Tuesday, March 17, 2009
This little story was emailed to me, the sad part is it is a good analogy of the financial meltdown.
I don’t know who the original author is.
The financial crisis explained in alconomic terms:
Heidi is the proprietor of a bar in Kansas City. In order to increase sales,
she decides to allow her loyal customers - most of whom are unemployed
alcoholics - to drink now but pay later. She keeps track of the drinks
consumed on a ledger, thereby effectively granting her customer’s loans.
Word gets around and as a result, increasing numbers of customers pour
into Heidi's bar.
Taking advantage of her customers' freedom from immediate payment
constraints, Heidi increases her prices for wine and beer, the
most-consumed beverages.
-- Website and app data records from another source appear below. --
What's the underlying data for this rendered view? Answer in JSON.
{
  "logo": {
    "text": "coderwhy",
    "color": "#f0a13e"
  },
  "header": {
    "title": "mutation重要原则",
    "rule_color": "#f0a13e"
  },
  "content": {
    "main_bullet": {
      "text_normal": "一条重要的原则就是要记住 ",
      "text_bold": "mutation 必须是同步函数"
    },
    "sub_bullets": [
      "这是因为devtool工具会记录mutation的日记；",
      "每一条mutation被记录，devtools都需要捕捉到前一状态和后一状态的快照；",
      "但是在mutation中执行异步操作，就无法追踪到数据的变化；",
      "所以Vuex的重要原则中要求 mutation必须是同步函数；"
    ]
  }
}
Her sales volume increases massively.
A young and dynamic customer service consultant at the local bank
recognizes these customer debts as valuable future assets and increases
Heidi's credit limit.
He sees no reason for undue concern since he has the debts of the
alcoholics as collateral.
At the bank's corporate headquarters, expert bankers transform these
customer assets into “Drinkbonds”, “Alkbonds” and “Pukebonds”. These
securities are then traded on markets worldwide. No one really
understands what these abbreviations mean and how the securities are
guaranteed. Nevertheless, as the exchange prices continue to climb, the
securities become top-selling items.
On Wall Street the Bank’s shares climb as they have managed to rid themselves of risky loans, they look to invest the money somewhere and they see that “Drinkbonds”, “Alkbonds” and “Pukebonds” are top selling securities so they invest heavily in them.
One day, although the prices are still climbing, a risk manager at the
bank (subsequently, of course, fired due his negativity) decides
that eventually the time has come to call in the debts incurred by
the drinkers at Heidi's bar.
However they cannot pay off their debts.
Heidi cannot fulfill her loan obligations and files for bankruptcy.
Drinkbond and Alkbond drop in value by 95%.; Pukebond holds up
a little better, bottoming out at 80% of its former value.
The suppliers of Heidi's bar, having granted her generous payment
deadlines and having invested in the securities, are faced with a new
situation. Her wine supplier files for bankruptcy, and her beer supplier
is taken over by a competitor.
The bank is bailed out by the Government after dramatic round-the-clock
consultations with leaders of the principal political parties. With the new influx of money the bank gives out huge bonuses to the geniuses who saved their company by getting a Government to bail them out.
The funds required for this purpose are obtained by levying a tax on
Got it now?